#### Dataset records

╔══

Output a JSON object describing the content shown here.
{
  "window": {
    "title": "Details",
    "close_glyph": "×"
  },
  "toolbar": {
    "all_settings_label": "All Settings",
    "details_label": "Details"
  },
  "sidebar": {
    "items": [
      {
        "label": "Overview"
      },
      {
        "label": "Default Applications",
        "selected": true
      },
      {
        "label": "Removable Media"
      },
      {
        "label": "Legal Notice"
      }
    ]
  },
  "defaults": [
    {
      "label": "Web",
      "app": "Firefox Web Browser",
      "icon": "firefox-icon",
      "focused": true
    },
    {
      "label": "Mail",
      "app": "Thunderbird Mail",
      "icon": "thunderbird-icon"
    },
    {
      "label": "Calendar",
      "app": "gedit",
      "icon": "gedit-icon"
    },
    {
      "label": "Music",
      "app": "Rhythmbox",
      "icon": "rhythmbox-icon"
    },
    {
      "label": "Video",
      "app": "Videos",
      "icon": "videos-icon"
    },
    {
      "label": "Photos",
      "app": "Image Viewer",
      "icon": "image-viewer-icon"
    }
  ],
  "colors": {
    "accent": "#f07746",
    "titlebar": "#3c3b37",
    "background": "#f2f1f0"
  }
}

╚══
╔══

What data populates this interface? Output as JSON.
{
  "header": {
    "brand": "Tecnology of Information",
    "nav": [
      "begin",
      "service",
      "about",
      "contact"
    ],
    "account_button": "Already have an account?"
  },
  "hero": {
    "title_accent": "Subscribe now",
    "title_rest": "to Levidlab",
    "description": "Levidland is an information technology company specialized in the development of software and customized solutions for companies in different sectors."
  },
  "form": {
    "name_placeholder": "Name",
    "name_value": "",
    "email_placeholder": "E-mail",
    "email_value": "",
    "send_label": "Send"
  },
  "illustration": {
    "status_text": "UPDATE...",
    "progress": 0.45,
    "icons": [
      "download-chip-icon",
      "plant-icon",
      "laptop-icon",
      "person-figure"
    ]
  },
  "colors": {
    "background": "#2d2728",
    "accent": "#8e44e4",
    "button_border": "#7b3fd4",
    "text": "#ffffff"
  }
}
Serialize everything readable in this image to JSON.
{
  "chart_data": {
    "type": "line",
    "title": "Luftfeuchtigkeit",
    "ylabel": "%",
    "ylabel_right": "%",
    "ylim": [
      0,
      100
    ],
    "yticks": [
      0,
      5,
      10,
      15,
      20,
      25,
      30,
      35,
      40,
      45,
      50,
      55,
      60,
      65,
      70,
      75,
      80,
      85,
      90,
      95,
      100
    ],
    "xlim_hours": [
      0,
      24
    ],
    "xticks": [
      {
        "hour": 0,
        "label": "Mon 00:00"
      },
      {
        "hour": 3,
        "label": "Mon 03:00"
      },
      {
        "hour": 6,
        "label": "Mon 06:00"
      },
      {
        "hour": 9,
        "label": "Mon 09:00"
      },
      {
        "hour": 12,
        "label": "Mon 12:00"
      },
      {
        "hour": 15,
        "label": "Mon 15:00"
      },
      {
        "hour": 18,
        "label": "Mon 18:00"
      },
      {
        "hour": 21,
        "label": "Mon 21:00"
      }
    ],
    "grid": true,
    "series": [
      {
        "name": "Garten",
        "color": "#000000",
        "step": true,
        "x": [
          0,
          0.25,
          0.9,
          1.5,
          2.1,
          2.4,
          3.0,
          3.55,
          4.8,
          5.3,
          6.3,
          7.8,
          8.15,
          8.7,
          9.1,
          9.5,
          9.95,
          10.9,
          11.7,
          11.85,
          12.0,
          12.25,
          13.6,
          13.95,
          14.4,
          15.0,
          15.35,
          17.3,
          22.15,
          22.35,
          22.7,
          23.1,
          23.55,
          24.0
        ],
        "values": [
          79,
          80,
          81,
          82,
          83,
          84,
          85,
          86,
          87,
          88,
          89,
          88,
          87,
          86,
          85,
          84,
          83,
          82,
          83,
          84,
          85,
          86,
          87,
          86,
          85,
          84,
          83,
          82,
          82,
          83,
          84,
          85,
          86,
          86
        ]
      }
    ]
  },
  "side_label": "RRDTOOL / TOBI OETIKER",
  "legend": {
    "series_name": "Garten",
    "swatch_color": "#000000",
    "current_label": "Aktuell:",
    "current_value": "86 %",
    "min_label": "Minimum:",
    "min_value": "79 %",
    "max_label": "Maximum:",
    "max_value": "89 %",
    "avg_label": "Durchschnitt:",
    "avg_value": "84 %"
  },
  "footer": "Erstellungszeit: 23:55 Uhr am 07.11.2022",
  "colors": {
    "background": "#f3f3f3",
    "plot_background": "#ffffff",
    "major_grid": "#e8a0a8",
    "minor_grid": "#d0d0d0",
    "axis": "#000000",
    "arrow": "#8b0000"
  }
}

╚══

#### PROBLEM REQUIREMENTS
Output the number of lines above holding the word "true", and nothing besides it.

#### RESPONSE TO THE TASK
4